Faculty Senate suspends academic probation

Academic advisers available via Zoom for students on all campuses; equity, justice UCORE category sent back to Academic Affairs Committee



Bill Davis, interim vice provost for academic engagement and student achievement, said the number of students who were in danger of failing classes at midterms or had academic alerts placed on them by instructors was higher than in previous semesters. 

SAM TAYLOR, Evergreen sports co-editor

Faculty senators voted to suspend academic probation across the WSU system during a meeting on Thursday.

The senate also rejected a motion that would have added a new equity and justice UCORE category.

Bill Davis, interim vice provost for academic engagement and student achievement, said the number of students who were in danger of failing classes at midterms or had academic alerts placed on them by instructors was higher than in previous semesters. 

“We wanted to try an experiment where we took a more holistic and a more intrusive approach with the way we work with students to try to retain them than what was done during the pandemic itself,” he said.

During the 2020-21 school year, students could drop out of a class at any point in the semester using the COVID-19 waiver. Davis said that approach allowed students to avoid an academic reinstatement process that would help them succeed.

“Many of the times the academic performance is not an indicator of what’s happening in the classroom for these students, it’s an indicator of what’s happening outside of the classroom that they’re bringing with them into the classroom that’s impacting their academic performance,” Davis said.

Senator Cigdem Capan raised concerns that eliminating the academic probation rule would lower the university’s academic standard. She also asked what specific interventions the university has for students who would otherwise be subject to academic probation.

Terese King, interim assistant vice provost, said the university has a variety of programs to support students who are struggling academically, including subject-based tutoring, academic advisers available via Zoom and academic advisers who reach out to students individually.

Senator Paul Buckley asked what the consequences were if a student did not improve academically the following semester. 

In this scenario, King said students would be subject to academic probation if they fail to improve their grades. Students who are on academic reinstatement would still be expected to meet the conditions they agreed to in their academic reinstatement contract, including improving their GPA.

Senator Alexander Dimitrov asked if other WSU campuses outside of Pullman would have access to the academic assistance resources that Pullman has. 

Davis and King said virtual academic advising and coaching is available on Zoom for WSU students on all campuses.

“The budgets for academic affairs and the budgets for student affairs are fairly decentralized across the [WSU] system,” Davis said.

New UCORE Category

The senate chose to reject the motion to add a new UCORE category called equity and justice.

Senator Nishant Shahani raised the motion to reject the creation of the new UCORE category on behalf of an absent senator from the School of Languages, Cultures, and Race so that faculty could have more time to comment on it.
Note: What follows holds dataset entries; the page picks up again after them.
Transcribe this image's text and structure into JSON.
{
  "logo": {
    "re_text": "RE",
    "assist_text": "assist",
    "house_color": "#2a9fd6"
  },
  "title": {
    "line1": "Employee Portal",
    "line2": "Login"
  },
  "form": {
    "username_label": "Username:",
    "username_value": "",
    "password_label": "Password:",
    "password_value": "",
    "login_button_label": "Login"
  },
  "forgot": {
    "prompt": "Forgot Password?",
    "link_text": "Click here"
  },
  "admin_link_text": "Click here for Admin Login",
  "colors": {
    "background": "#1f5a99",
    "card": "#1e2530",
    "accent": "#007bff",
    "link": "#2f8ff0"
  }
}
Silva Lopez said the professor who was absent was concerned that various departments had not had the opportunity to comment on the proposed new UCORE category and its implementation. 

Silva Lopez also said if UCORE director Clif Stratton did indeed give each academic unit the opportunity to comment then that would address this concern.

Stratton said the associate dean in the College of Arts and Sciences had shared the proposal with all of the relevant academic units.

“I’m in disagreement with the notion that units haven’t had time to discuss it,” Stratton said.

The vote to reject the motion to add a new UCORE category was tied 29-29 before Senate Chair Doug Call cast the tiebreaking vote to reprimand the motion. The motion will be sent back to the Academic Affairs Committee.

Action items

The senate approved several changes to the academic calendar. WSU’s academic calendar will now officially recognize the day after Thanksgiving as Native American Heritage Day. The calendar will also recognize Juneteenth, the day when Texas slaves learned they were free after the Civil War, as a university holiday on June 19. WSU summer session classes will not occur on Juneteenth.

The senate approved changes to the doctoral program in electrical and computer engineering.

The senate unanimously extended the Bachelor of Arts in Chemistry to WSU Vancouver.

The senate unanimously revised rule 111. Previously, rule 111 allowed students who were readmitted into an academic program to graduate under any previous major or minor catalog’s requirements. The revised rule allows readmitted students to graduate under a previous major or minor catalog if those requirements existed when they previously attended the school and if the major or minor they are seeking still exists.

The Faculty Senate opened the meeting with a presentation from Provost Elizabeth Chilton, executive vice president and chancellor-designate at WSU Pullman, and from Stacy Pearson, vice president of finance and administration about the activity of the Executive Budget Council.

The Executive Budget Council spent the past year analyzing national best practices in budgeting. The council will propose a new budget modeling system in early 2022, Chilton said.

The budget council engaged in this process in part to increase the transparency and sustainability of the university’s budget, Chilton said.

“We want to make sure that we can incentivize growth. That we’re not just slicing the pie up differently but we want to find ways to grow the pie,” Chilton said.